Give up Worry by Recognizing it as a Bad Habit
By Leslie Sokol, Ph.D. and Marci G. Fox, Ph.D.
Worry is made up of nagging, persistent thoughts that circle around in your head. It is “what if” statements, worst-case scenarios, and awful predictions. The act of worrying is an obsessive, habitual behavior—and one that you can give up. But before you can give it up, you must accept that the act of worrying serves no purpose. Worrying is stealing your energy, fatiguing your muscles and body, exacerbating your aches and pains, increasing your vulnerability to stress and infection, distracting you from the present, interfering with your sleep, inappropriately increasing or decreasing your appetite, and keeping you from more pleasurable or important tasks. It is time to recognize the act of worry serves no purpose and has become a bad habit. Here are 9 tips to help you put up boundaries around your worry.

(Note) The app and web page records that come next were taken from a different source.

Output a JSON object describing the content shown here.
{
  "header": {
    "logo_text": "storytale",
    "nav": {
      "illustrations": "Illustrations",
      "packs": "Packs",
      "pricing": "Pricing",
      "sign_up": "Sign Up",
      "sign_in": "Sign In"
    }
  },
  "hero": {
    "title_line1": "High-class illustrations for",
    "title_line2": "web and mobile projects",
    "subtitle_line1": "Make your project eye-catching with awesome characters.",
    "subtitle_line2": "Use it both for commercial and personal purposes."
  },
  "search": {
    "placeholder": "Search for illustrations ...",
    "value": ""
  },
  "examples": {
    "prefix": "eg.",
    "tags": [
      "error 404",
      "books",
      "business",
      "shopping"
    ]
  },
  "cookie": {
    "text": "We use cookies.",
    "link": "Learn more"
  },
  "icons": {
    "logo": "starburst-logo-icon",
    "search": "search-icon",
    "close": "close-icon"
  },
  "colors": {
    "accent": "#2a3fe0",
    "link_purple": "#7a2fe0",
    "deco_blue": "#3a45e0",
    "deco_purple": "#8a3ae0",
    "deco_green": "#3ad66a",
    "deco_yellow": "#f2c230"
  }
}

Leslie Sokol, PhD, director of education and one of the principal instructors with the Beck Institute for Cognitive Therapy and Research and Marci G. Fox, PhD, a senior faculty member in the Beck Institute's training program, are coauthors of the newly released cognitive therapy-based book Think Confident, Be Confident: A Four-Step Program to Eliminate Doubt and Achieve Lifelong Self-Esteem. They are both licensed psychologists, experts in cognitive therapy, and highly acclaimed national and international speakers.